Disabled T/B'ers - Posted by Dee-Texas

Posted by JPiper on January 11, 2001 at 09:29:24:


I think this question is a great question. And it’s one that should undoubtedly be addressed to an attorney. Further, it may be possible that this type of thing would vary from state to state.

But here’s a few thoughts. I would think that one standard for legal competence would be the court. In other words, most people who reach a certain stage of mental incompetence ultimately will have a relative or perhaps nursing home, etc who will go to court for a ruling on mental competence. If the court decides that the person is in fact mentally incompetent then there will be a court ruling and probably a guardian appointed to handle their affairs. If this is the case then there should be a recorded document that would indicate this.

However, an interesting factor here is that they are evidently receiving payment for mental disability. Would someone say that this on the surface is an indication of “mental incompetence” and that therefore you should have known? Better yet, if they are otherwise qualified would NOT renting/selling to them be a violation under the Fair Housing laws?

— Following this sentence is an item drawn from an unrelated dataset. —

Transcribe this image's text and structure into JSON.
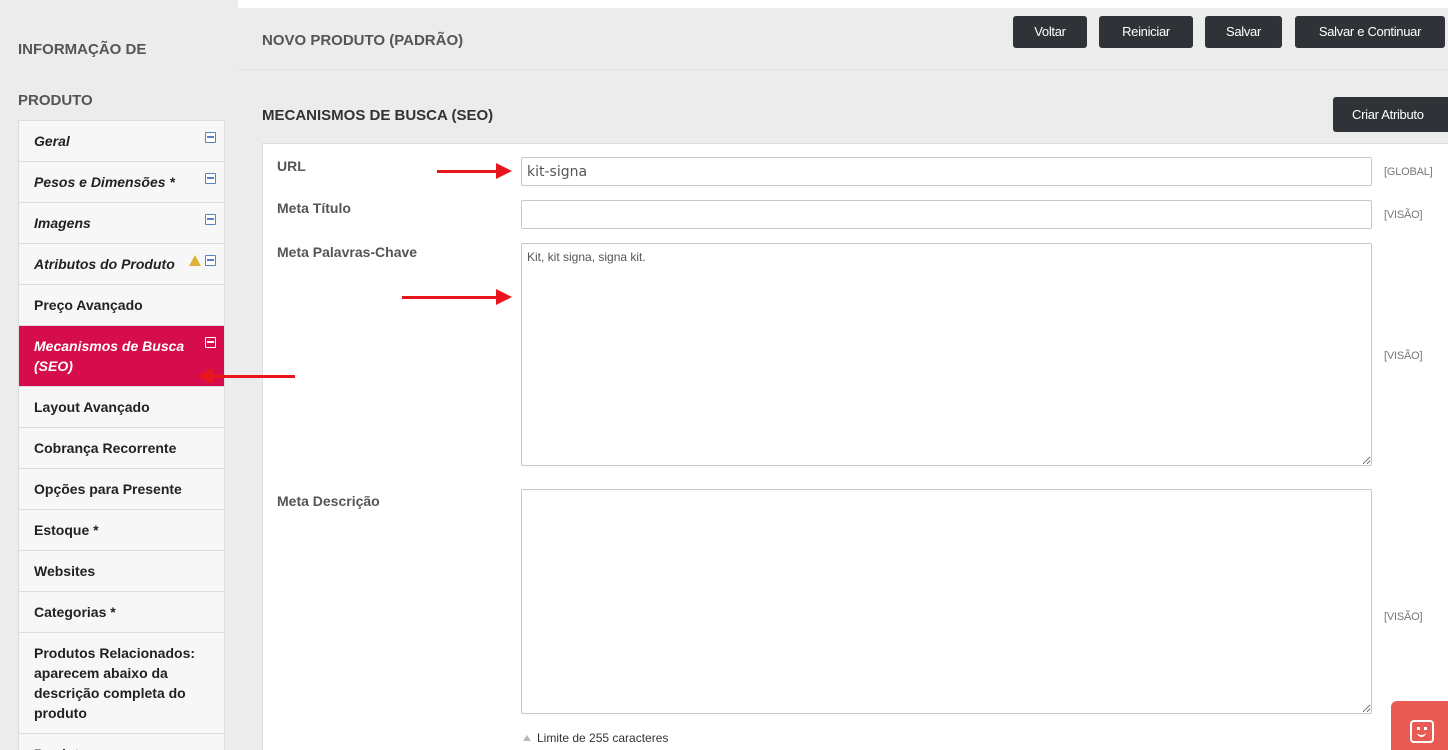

On the other hand, evidently these people have illustrated their ability to handle their rental affairs evidently over the prior 12 years or so, a factor that I’m sure would be important in any ultimate determination of their competence.

As a practical matter my first step would be to contact my attorney to find out the facts for Texas. I would probably also check the court records to see if there has been any court determination regarding competence. I would further get a written reference if possible from the prior landlord about how well they handled his rental over the prior years…and then keep that in my file.

I might also contact the relatives (with the tenant’s permission) to have them attend the closing and perhaps sign a document stating that everything is fully understood and agreed to, and that the tenant’s are “fully capable of understanding the action” that they are about to take.

Again, I think the court would have to rule as to competence. But in the absence of that, evidently no relative has seen fit to be particularly disturbed over their status, they evidently have been capable of handling a rental up to this point, and if you can document some of this then it would be my “guess” that you shouldn’t have a problem.

What a great question. I’d be interested in any update after you have spoken with an attorney.


Disabled T/B’ers - Posted by Dee-Texas

Posted by Dee-Texas on January 11, 2001 at 07:46:18:

Hello Everyone,
I haven’t ever run into this before.
I met with two brothers that live together and rent a mobile home. They have been renting since 1989 and paying on time. They both get SSI checks, their disablities are…well, I don’t know how to say this without someone flaming me…anyway. they are mentally challanged but can do yard work, that sort of thing. Really nice guys, they have a brother and sister that checks on them but doesn’t live with them or in the city.
How do you know if they are competent to sign a L/O? They have a very good grasp of what they want and are so excited about the house and finally owning a house of their own…frankly they are much more what I want in my house than…the behind in payments, rent jumpers that have been calling to look at the house…(I’m in a small town and know most of the bad guys and girls)
Anyone know the answer?

Re: Disabled T/B’ers - Posted by Jim Locker

Posted by Jim Locker on January 11, 2001 at 10:49:04:

I have nothing to add to the previous two posts, except to say that the fact that they have made their payments reliably for more than a decade should best be taken by you as evidence that they are competent - to that extent anyway.

My experience with people like that is that generally they do their best to meet their committments, so long as they understand what those committments are.

They are also extremely easy to exploit. This is where YOU protect yourself by ensuring that THEY have competent representation at closing.

Re: Disabled T/B’ers - Posted by phil fernandez

Posted by phil fernandez on January 11, 2001 at 10:03:49:

Hi Dee,

I think Jim gave you a great response below.

I had a somewhat similar experience with a woman whose house was in the redemption period of foreclosure. I found the file while doing my regular courthouse research. The woman had been living alone for years and was quite capable of day to day living, just mentally challenged.

Here’s what I did. I contacted the woman’s sister who was well aware that the house was going to be lost in about two months. I dealt with the sister and made it clear to the sister that I would only do the deal if there was legal representation on their side.

The two sisters got their own attorney, we closed and everyone was happy. Especially the woman who now could stay in the house and pay rent to me.

Bottom line is to make sure the other side has their own legal representation.

Good luck Dee.